_WORK TASK_
Only the lines containing "contributions" belong in the answer; find them in the material below.

.....

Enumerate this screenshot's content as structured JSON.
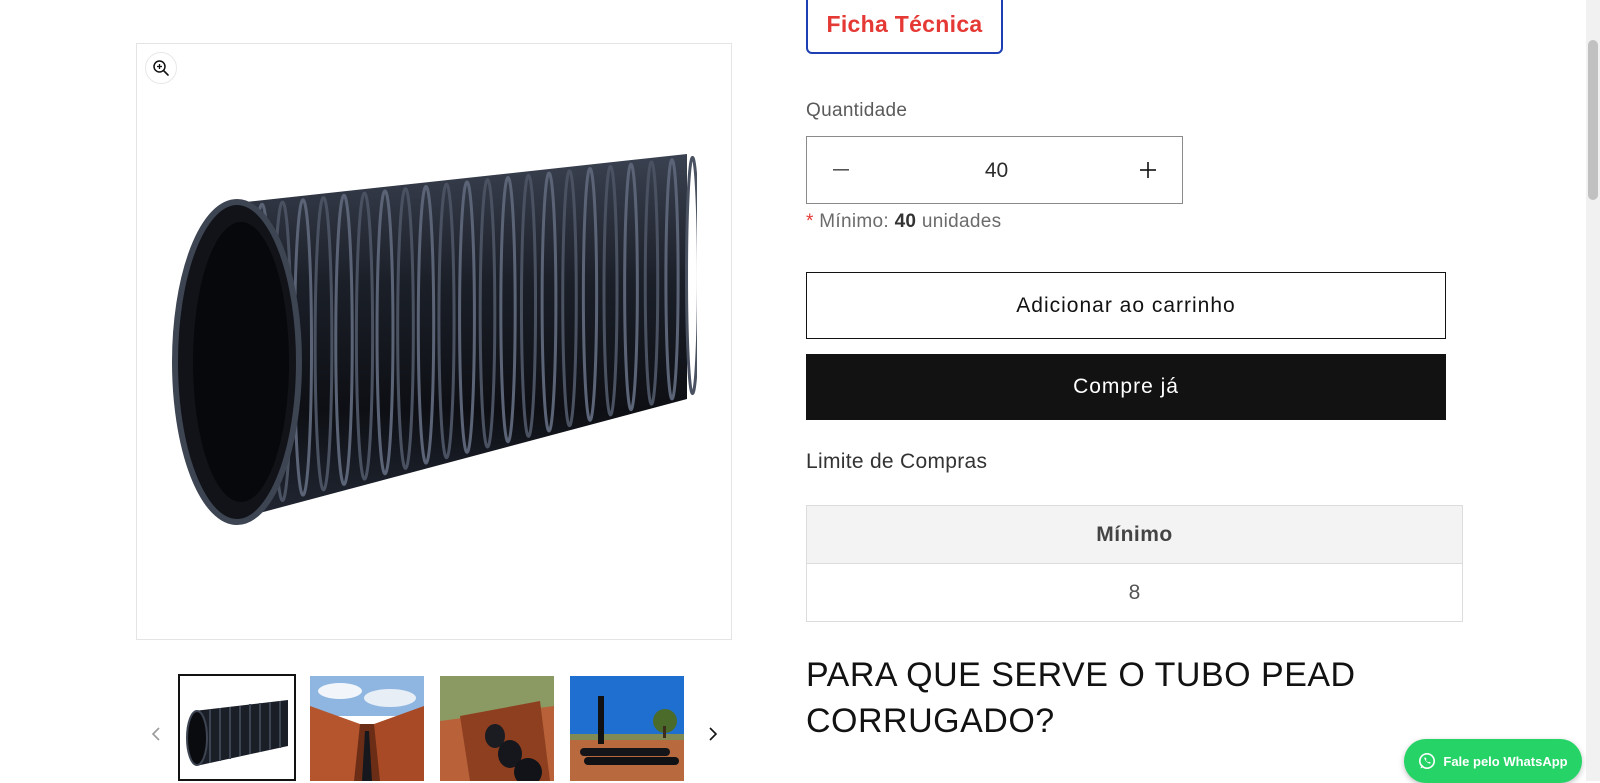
{
  "product": {
    "ficha_label": "Ficha Técnica",
    "quantity_label": "Quantidade",
    "quantity_value": "40",
    "min_note_prefix": "Mínimo:",
    "min_note_value": "40",
    "min_note_suffix": "unidades",
    "add_to_cart": "Adicionar ao carrinho",
    "buy_now": "Compre já"
  },
  "limits": {
    "title": "Limite de Compras",
    "header": "Mínimo",
    "value": "8"
  },
  "content": {
    "heading": "PARA QUE SERVE O TUBO PEAD CORRUGADO?"
  },
  "whatsapp": {
    "label": "Fale pelo WhatsApp",
    "color": "#25d366"
  },
  "colors": {
    "accent_red": "#e53935",
    "ficha_border": "#1e3fb4",
    "button_dark": "#121212"
  },
  "gallery": {
    "thumbnails": [
      "tubo-corrugado",
      "vala-tubo",
      "vala-tubos-corrugados",
      "tubo-em-campo"
    ]
  }
}
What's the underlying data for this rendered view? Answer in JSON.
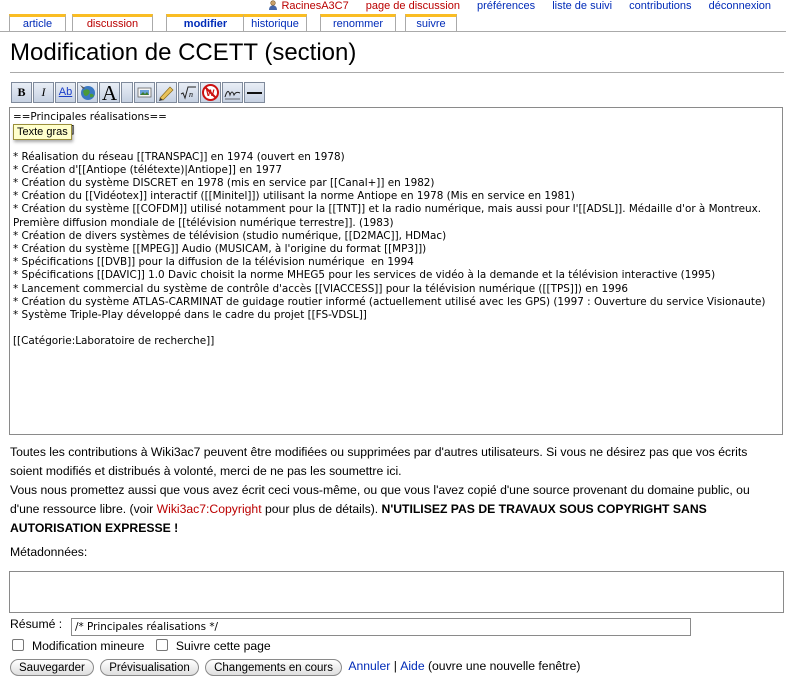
{
  "personal": {
    "user": "RacinesA3C7",
    "talk": "page de discussion",
    "preferences": "préférences",
    "watchlist": "liste de suivi",
    "contributions": "contributions",
    "logout": "déconnexion"
  },
  "tabs": [
    {
      "label": "article"
    },
    {
      "label": "discussion"
    },
    {
      "label": "modifier"
    },
    {
      "label": "historique"
    },
    {
      "label": "renommer"
    },
    {
      "label": "suivre"
    }
  ],
  "title": "Modification de CCETT (section)",
  "toolbar": {
    "bold": "B",
    "italic": "I",
    "link": "Ab",
    "headline": "A",
    "tooltip": "Texte gras"
  },
  "editor": {
    "content": "==Principales réalisations==\n[Texte gras]\n\n* Réalisation du réseau [[TRANSPAC]] en 1974 (ouvert en 1978)\n* Création d'[[Antiope (télétexte)|Antiope]] en 1977\n* Création du système DISCRET en 1978 (mis en service par [[Canal+]] en 1982)\n* Création du [[Vidéotex]] interactif ([[Minitel]]) utilisant la norme Antiope en 1978 (Mis en service en 1981)\n* Création du système [[COFDM]] utilisé notamment pour la [[TNT]] et la radio numérique, mais aussi pour l'[[ADSL]]. Médaille d'or à Montreux. Première diffusion mondiale de [[télévision numérique terrestre]]. (1983)\n* Création de divers systèmes de télévision (studio numérique, [[D2MAC]], HDMac)\n* Création du système [[MPEG]] Audio (MUSICAM, à l'origine du format [[MP3]])\n* Spécifications [[DVB]] pour la diffusion de la télévision numérique  en 1994\n* Spécifications [[DAVIC]] 1.0 Davic choisit la norme MHEG5 pour les services de vidéo à la demande et la télévision interactive (1995)\n* Lancement commercial du système de contrôle d'accès [[VIACCESS]] pour la télévision numérique ([[TPS]]) en 1996\n* Création du système ATLAS-CARMINAT de guidage routier informé (actuellement utilisé avec les GPS) (1997 : Ouverture du service Visionaute)\n* Système Triple-Play développé dans le cadre du projet [[FS-VDSL]]\n\n[[Catégorie:Laboratoire de recherche]]"
  },
  "notice": {
    "line1": "Toutes les contributions à Wiki3ac7 peuvent être modifiées ou supprimées par d'autres utilisateurs. Si vous ne désirez pas que vos écrits soient modifiés et distribués à volonté, merci de ne pas les soumettre ici.",
    "line2_a": "Vous nous promettez aussi que vous avez écrit ceci vous-même, ou que vous l'avez copié d'une source provenant du domaine public, ou d'une ressource libre. (voir ",
    "copyright_link": "Wiki3ac7:Copyright",
    "line2_b": " pour plus de détails). ",
    "warning": "N'UTILISEZ PAS DE TRAVAUX SOUS COPYRIGHT SANS AUTORISATION EXPRESSE !"
  },
  "metadata_label": "Métadonnées:",
  "summary": {
    "label": "Résumé :",
    "value": "/* Principales réalisations */"
  },
  "options": {
    "minor": "Modification mineure",
    "watch": "Suivre cette page"
  },
  "buttons": {
    "save": "Sauvegarder",
    "preview": "Prévisualisation",
    "diff": "Changements en cours",
    "cancel": "Annuler",
    "sep": "|",
    "help": "Aide",
    "help_note": "(ouvre une nouvelle fenêtre)"
  }
}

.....

_OUTPUT BELOW_
    "contributions": "contributions",
    "line1": "Toutes les contributions à Wiki3ac7 peuvent être modifiées ou supprimées par d'autres utilisateurs. Si vous ne désirez pas que vos écrits soient modifiés et distribués à volonté, merci de ne pas les soumettre ici.",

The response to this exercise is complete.